I learned today that a traveling evangelist has filed a complaint about requirements in order to use a campus free speech zone. The Religion Clause, a blog maintained by law professor emeritus Howard Friedman, reports that Benjamin Bloedorn objected to being required to apply for a permit to use the free speech zone, and to the campus reserving the right to reject such applications. You can read Friedman's summary, or you can read the complaint filed by the Alliance Defense Fund.

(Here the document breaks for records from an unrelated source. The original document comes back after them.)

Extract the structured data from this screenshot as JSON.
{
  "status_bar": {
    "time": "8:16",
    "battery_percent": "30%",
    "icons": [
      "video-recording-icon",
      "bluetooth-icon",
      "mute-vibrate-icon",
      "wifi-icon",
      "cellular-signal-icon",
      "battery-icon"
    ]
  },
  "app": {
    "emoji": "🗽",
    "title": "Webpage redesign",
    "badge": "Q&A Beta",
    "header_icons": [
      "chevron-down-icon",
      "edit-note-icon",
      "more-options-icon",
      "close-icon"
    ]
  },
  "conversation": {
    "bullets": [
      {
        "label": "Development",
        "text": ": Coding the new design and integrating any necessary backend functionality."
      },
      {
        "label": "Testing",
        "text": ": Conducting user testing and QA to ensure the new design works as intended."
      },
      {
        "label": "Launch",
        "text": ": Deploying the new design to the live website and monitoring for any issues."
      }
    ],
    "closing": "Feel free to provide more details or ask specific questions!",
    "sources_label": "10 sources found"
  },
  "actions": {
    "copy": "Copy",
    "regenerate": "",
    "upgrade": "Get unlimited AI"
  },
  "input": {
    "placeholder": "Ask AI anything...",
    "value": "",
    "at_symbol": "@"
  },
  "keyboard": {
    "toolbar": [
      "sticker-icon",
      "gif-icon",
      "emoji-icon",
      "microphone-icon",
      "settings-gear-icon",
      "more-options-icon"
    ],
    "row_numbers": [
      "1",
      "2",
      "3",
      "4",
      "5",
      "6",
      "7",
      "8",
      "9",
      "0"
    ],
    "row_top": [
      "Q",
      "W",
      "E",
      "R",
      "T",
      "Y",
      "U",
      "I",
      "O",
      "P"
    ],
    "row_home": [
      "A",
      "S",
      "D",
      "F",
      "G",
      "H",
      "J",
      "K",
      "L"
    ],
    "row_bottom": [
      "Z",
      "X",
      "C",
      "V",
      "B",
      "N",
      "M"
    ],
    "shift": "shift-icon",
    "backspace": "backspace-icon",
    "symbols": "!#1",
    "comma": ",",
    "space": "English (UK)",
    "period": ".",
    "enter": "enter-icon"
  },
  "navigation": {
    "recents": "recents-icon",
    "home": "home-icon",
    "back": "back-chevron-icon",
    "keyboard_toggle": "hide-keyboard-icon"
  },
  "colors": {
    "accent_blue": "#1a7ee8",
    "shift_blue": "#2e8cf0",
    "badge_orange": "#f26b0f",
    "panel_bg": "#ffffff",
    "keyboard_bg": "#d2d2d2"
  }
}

I am unfamiliar with the details of the complaint, but given that the case involves my employer I can't help but be interested in it. Like many universities, Georgia Southern University has designated zones for free speech, and procedures for securing permission to use the zone. I confess that it seems ironic to me that campuses have "free speech zones" and that one must apply for a permit to speak freely. But such policies seem increasingly common, particularly in the last several years. (This is my impression only; I do not know of data documenting the prevalence of these types of policies.) Proponents of the policies cite the need to ensure public safety and conduct business in an orderly manner. Critics object to limits to the constitutional freedoms of expression. It will be very interesting to see how these conflicting values are resolved in the case.